In fiscal year 2015, 8,781 lawsuits were filed alleging violations of the Fair Labor Standards Act (FLSA). That is an 8% jump from last year and a 358% increase from FY 2000. It is a record high, and the numbers are expected to be even higher in FY 2016. The FLSA addresses minimum wage, overtime pay, and more.
Independent Contractor Misclassification
The U.S. Department of Labor (DOL) has ramped up enforcement when it comes to independent contractor misclassification. Independent contractors are not entitled to minimum wage, overtime pay, unemployment benefits, Workers’ Compensation, and many other benefits. Some employers intentionally misclassify their employees as independent contractors to save money and to avoid having to comply with labor laws.
There are many elements to consider when determining if you are truly an employee or an independent contractor. Who has control over how and when you do your job is the first test.
Joint Employer Status
Questions regarding joint employer status becomes an issue in a couple of types of situations. If you work for a temporary or leasing agency or for a franchise, such as McDonald’s, you may be entitled to protections and benefits as an employee of the larger company, because it may be considered a joint employer.
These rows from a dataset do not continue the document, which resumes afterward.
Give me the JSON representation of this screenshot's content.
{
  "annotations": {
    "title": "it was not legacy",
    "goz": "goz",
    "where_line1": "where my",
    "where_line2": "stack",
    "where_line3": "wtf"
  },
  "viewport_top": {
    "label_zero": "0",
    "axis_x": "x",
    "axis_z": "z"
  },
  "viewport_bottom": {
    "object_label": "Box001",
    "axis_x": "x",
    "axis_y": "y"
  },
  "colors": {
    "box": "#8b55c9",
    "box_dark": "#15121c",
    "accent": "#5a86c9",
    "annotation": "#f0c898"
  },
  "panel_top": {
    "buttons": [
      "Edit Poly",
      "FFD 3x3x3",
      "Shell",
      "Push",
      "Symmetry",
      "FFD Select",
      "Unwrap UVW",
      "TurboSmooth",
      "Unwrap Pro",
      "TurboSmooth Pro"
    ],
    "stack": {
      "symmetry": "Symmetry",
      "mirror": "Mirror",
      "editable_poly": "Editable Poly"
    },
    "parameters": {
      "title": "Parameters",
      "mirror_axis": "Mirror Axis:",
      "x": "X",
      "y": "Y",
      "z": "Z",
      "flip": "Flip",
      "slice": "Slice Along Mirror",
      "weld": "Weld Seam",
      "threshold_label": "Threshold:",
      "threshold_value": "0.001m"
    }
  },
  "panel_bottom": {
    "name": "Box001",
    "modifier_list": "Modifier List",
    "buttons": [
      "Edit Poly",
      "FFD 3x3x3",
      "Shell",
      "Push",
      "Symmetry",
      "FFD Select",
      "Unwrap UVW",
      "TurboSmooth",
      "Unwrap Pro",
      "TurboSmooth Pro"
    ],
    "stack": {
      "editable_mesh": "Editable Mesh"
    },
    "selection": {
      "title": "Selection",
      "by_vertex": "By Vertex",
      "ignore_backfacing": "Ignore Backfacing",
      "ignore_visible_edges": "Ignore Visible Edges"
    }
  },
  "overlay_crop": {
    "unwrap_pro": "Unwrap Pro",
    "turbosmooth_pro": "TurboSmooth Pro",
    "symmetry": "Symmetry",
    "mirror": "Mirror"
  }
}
An experienced employment attorney can evaluate the unique circumstances in your case to determine if you receiving the benefits and protections that you should be, and if you have a claim.